In theme Gfmap.ply the attributes are:
KV1000 hydraulic conductivity in m/hr
Head0 initial head in the cells (m)
Rch0 recharge rate in mm/DT, where DT is the time step of the computation. DT is 1 day in this computation.
Spr0 spring flow rate in m^3/s
Pmp0 pumping rate in m^3/s
gbh0 a value for head in a general head boundary cell. When the value is zero, the head can fluctuate according to flow conditions. When the value is nonzero, the head in this cell is held fixed at the specified level.
evt0 is the evaporation rate in mm/DT where Dt is 1 day in this computation
Bot elevation of the bottom of the aquifer (m)
Top elevation of the top of the aquifer (m).
Cnfd is a flag for confined and unconfined flow. When Cnfd = 0 the flow is considered unconfined and the level Top is not considered. When Cnfd = 1 the flow is considered confined and the piezometric head level is checked against Top to verify that the flow is confined.
SV1000 is a default value that is multiplied by Sctrl to give the specific storage.
headn is the piezometric head in the aquifer as computed in the last program iteration (m)
dvol is net outflow from the cell across its four boundary lines at the last time step. (m^3/DT) where DT = 1 day in this case.
ldx length of the line in the x-direction
ldy length of the line in the y-direction
fcosx the cosine of the angle formed by the flux across this line and the x-axis
fcosy the cosine of the angle formed by the flux across this line and the y-axis
CCX, CCY are the coordinates of the center point of this line
Slength is the length to be applied when computing fluxes across this line. Slength = cell size when the line is interior to the mesh and Slength = 0.5 * cell size when the line is on the boundary.
isbnd is a flag for boundary lines.
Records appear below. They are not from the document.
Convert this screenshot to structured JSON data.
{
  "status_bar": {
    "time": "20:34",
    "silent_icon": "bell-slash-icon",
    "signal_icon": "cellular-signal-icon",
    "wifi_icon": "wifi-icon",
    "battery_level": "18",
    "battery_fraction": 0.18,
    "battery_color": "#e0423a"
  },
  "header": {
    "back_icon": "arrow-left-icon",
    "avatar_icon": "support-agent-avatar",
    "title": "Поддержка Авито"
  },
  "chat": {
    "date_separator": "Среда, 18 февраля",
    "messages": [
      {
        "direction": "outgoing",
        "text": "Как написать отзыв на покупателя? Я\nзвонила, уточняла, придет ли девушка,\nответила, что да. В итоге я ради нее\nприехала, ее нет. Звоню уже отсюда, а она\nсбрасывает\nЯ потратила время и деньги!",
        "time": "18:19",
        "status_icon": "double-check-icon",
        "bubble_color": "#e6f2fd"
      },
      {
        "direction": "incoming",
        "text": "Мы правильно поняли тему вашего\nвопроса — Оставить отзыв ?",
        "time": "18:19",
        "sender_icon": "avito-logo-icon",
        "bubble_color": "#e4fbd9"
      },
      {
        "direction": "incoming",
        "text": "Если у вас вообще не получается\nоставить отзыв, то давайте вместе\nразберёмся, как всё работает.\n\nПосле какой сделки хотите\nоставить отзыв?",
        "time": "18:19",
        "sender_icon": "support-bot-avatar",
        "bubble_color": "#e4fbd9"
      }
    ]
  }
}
1 means the line is a boundary,and the interior of the domain is to the right of the line, where the direction of the line is from its from-node to its to-node
0 means the line is not a boundary
-1 means the line is a boundary and the interior of the domain is to the left of the line, where the direction of the line is from its from node to its to-node.
bndtp is a boundary type
0 means nonflow boundary
1 means constant head boundary
Bhead is the head on a constant head boundary
xflux, yflux are components of the flow across the line in m^3/DT where DT = 1 day in this computation
When the program is running the bar along the bottom of the screen indicates the degree of progress of the computations and reports some summary numbers:
T = the number of time steps (days)
MCT = the maximum Courant number in the cells (should be less than 1)
MX/m = the maximum and minimum change in head that has occured in any time step so far in the computations, in m e.g 0.66/0 means that the maximum change in any time step was 0.66m and the minimum was 0.
maxhead|minhead the maximum and minimum head at any cell center in the mesh in m. This number is followed by the maximum difference between the heads at the previous time step and those at the current time step.
These materials may be used for study, research, and education, but please credit the authors and the Center for Research in Water Resources, The University of Texas at Austin. All commercial rights reserved. Copyright 1997 Center for Research in Water Resources.